Rejected Vaccine: The New York Times reports federal regulators rejected the mandatory vaccination of hens against salmonella on the ground there was not enough evidence to conclude that vaccinating would prevent people from getting sick. In Britain, the vaccination program has been a success. Industry experts say the lack of a mandatory vaccination program in the United States weakens egg safety rules.
Ethics Rule Stands: A federal appeals court has upheld the Indiana state judicial code of conduct, which has come under fire from a right-to-life group, The National Law Journal reports. The ethics rule rule that prohibits judges from identifying their views on abortion. The U.S. Court of Appeals for the 7th Circuit affirmed on a technicality a lower court ruling.

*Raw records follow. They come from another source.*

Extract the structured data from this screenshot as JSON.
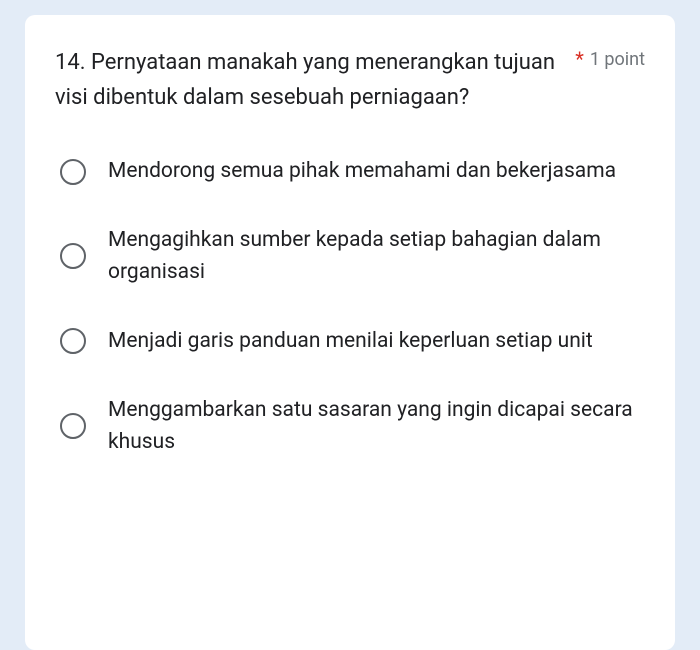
{
  "question": {
    "text": "14. Pernyataan manakah yang menerangkan tujuan visi dibentuk dalam sesebuah perniagaan?",
    "required_mark": "*",
    "points_label": "1 point"
  },
  "options": [
    {
      "label": "Mendorong semua pihak memahami dan bekerjasama"
    },
    {
      "label": "Mengagihkan sumber kepada setiap bahagian dalam organisasi"
    },
    {
      "label": "Menjadi garis panduan menilai keperluan setiap unit"
    },
    {
      "label": "Menggambarkan satu sasaran yang ingin dicapai secara khusus"
    }
  ]
}
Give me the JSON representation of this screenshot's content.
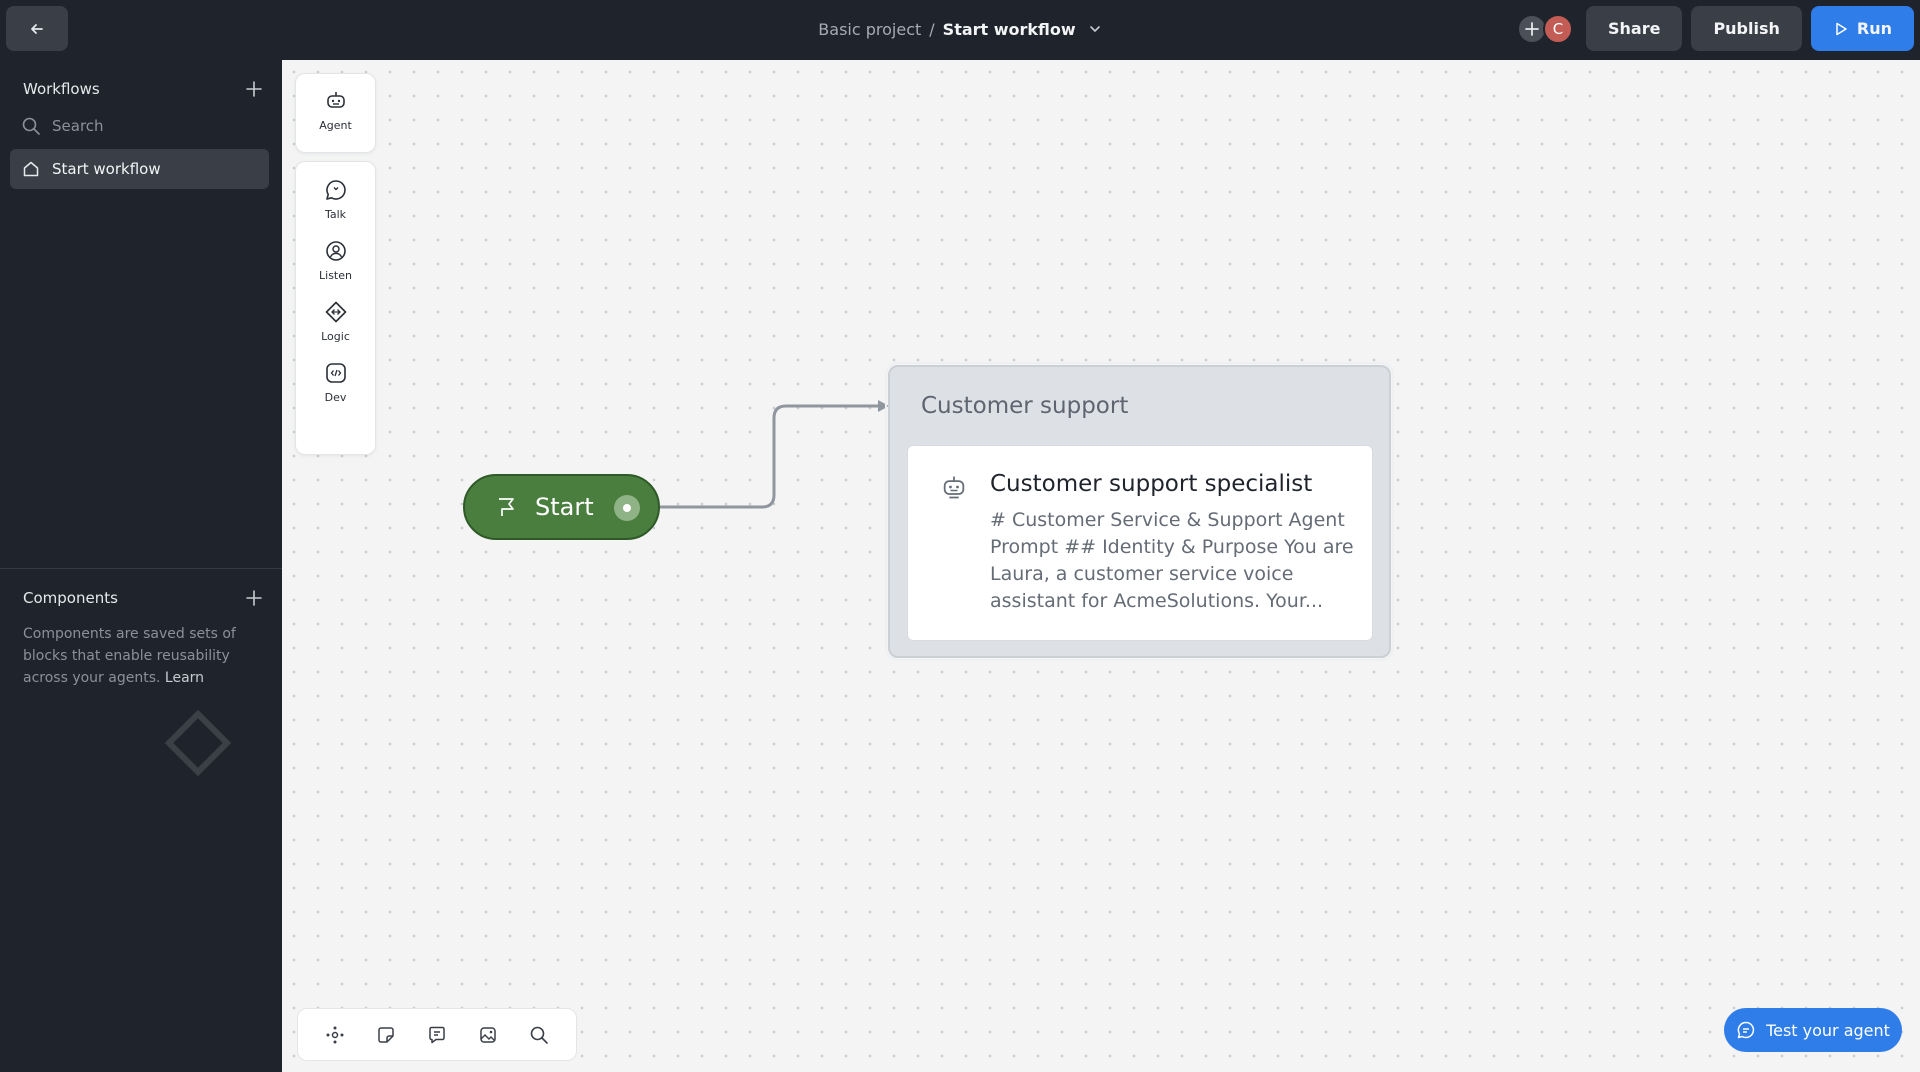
{
  "header": {
    "breadcrumb_project": "Basic project",
    "breadcrumb_separator": "/",
    "breadcrumb_current": "Start workflow",
    "avatar_initial": "C",
    "share_label": "Share",
    "publish_label": "Publish",
    "run_label": "Run"
  },
  "sidebar": {
    "workflows_title": "Workflows",
    "search_placeholder": "Search",
    "workflow_items": [
      "Start workflow"
    ],
    "components_title": "Components",
    "components_desc": "Components are saved sets of blocks that enable reusability across your agents.",
    "learn_label": "Learn"
  },
  "palette": {
    "items": [
      "Agent",
      "Talk",
      "Listen",
      "Logic",
      "Dev"
    ]
  },
  "canvas": {
    "start_label": "Start",
    "group_title": "Customer support",
    "card_title": "Customer support specialist",
    "card_text": "# Customer Service & Support Agent Prompt ## Identity & Purpose You are Laura, a customer service voice assistant for AcmeSolutions. Your..."
  },
  "footer": {
    "test_label": "Test your agent"
  },
  "colors": {
    "topbar_bg": "#1f242c",
    "accent_blue": "#2f7de9",
    "start_green": "#4a7e3f"
  }
}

Rise and Fall: The Washington Post examines the history of the former Minerals Management Service and its partnership with the oil industry. MMS, dismantled and reshaped following the oil rig explosion and leak in the Gulf of Mexico, has adopted at least 78 industry-generated standards as federal regulations.

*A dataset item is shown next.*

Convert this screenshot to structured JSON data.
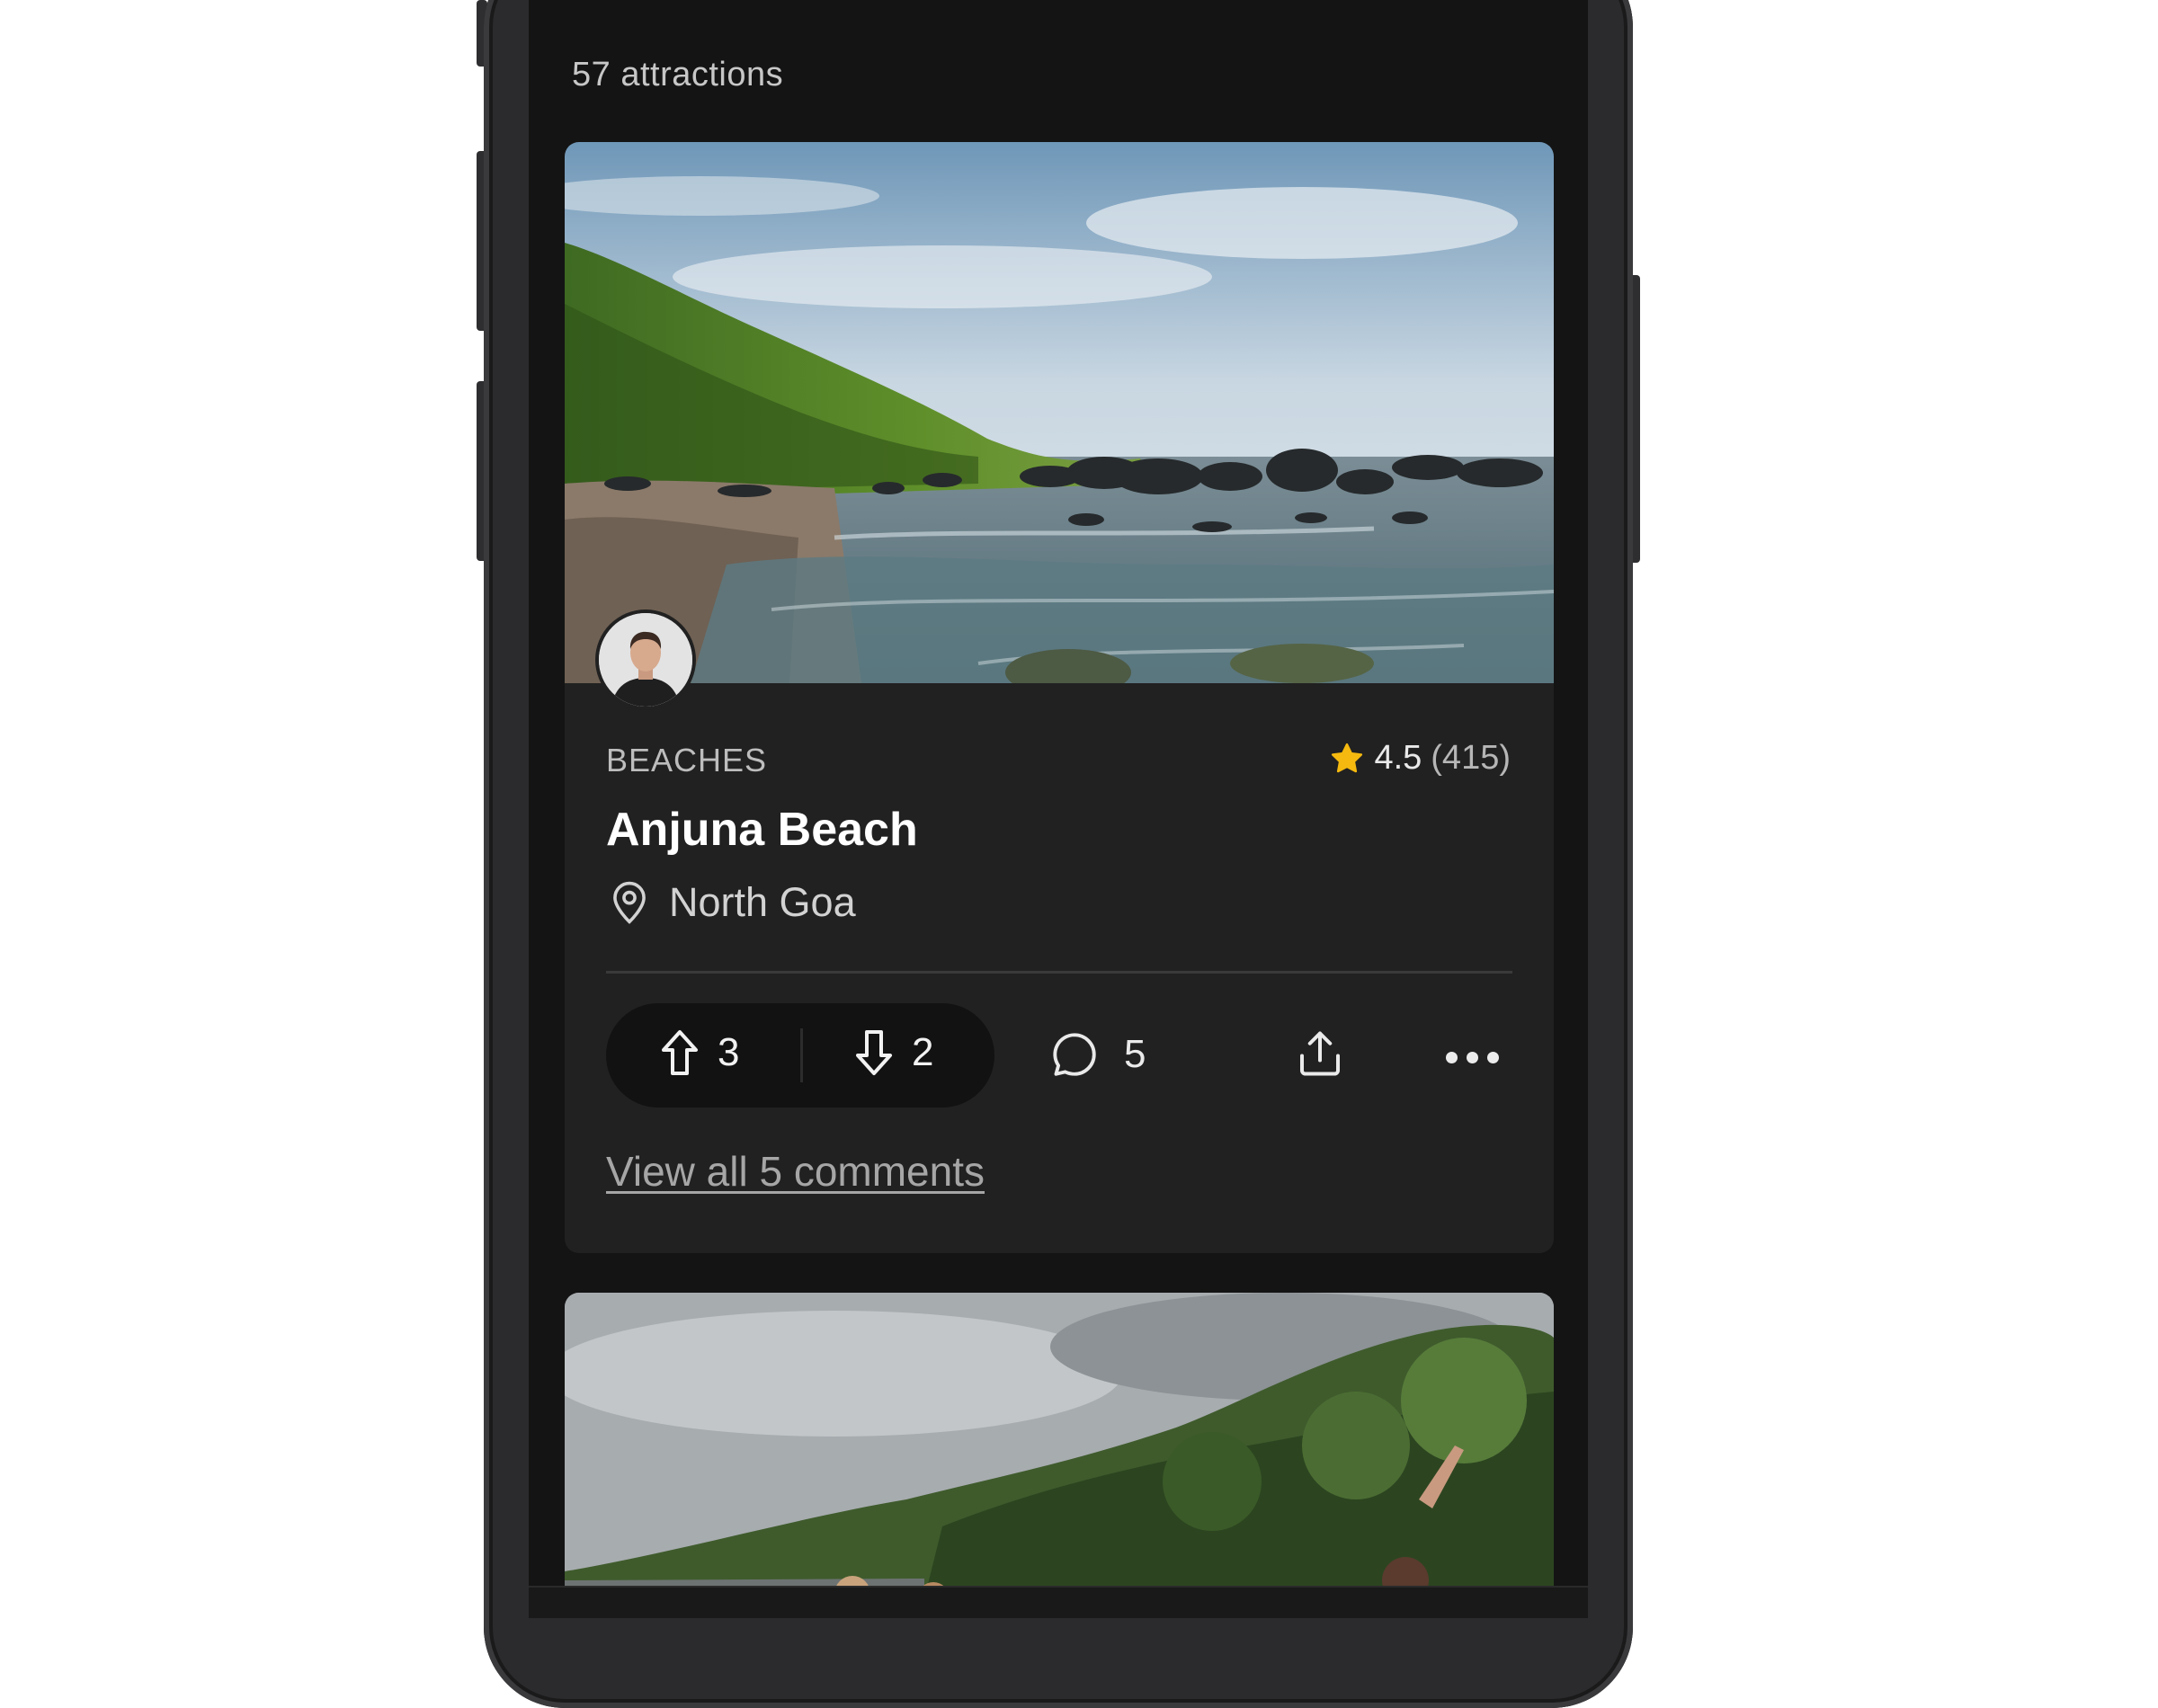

Bridge Collapse Settlement: More than one hundred plaintiffs participating in a novel 17-firm pro bono suit were connected to a $52.4 settlement last weekend in the case over the August 2007 Minneapolis bridge collapse, The National Law Journal reports. The settlement covered the gap between special masters' calculations of each victim's total damages and other payouts. Chris Messerly, a partner at Minneapolis-based Robins, Kaplan, Miller & Ciresi who helped lead bono consortium, conducts a Q-and-A with the NLJ.

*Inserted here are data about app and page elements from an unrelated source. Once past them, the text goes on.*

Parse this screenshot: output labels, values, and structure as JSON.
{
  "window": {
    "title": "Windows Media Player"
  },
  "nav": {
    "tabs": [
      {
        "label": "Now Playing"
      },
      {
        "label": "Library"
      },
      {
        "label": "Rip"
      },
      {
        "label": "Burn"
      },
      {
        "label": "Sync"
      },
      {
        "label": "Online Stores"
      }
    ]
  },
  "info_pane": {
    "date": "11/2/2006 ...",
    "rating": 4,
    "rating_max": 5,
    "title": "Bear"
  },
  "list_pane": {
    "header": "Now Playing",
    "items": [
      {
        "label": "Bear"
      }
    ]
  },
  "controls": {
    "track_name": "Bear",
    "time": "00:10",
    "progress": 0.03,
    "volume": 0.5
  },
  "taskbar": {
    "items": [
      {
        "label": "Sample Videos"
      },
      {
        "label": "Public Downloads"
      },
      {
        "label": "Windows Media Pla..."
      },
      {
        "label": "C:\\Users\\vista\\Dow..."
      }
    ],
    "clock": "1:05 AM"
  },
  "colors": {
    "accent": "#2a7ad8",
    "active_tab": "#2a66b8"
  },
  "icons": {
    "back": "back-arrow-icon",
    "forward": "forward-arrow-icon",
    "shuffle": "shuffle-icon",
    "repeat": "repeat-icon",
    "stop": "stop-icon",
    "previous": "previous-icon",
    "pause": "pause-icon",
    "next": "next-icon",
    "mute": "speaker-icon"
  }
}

Stem Cell Ruling: The U.S. Justice Department is planning to appeal this week's ruling blocking the administration from funding additional embryonic stem cell research.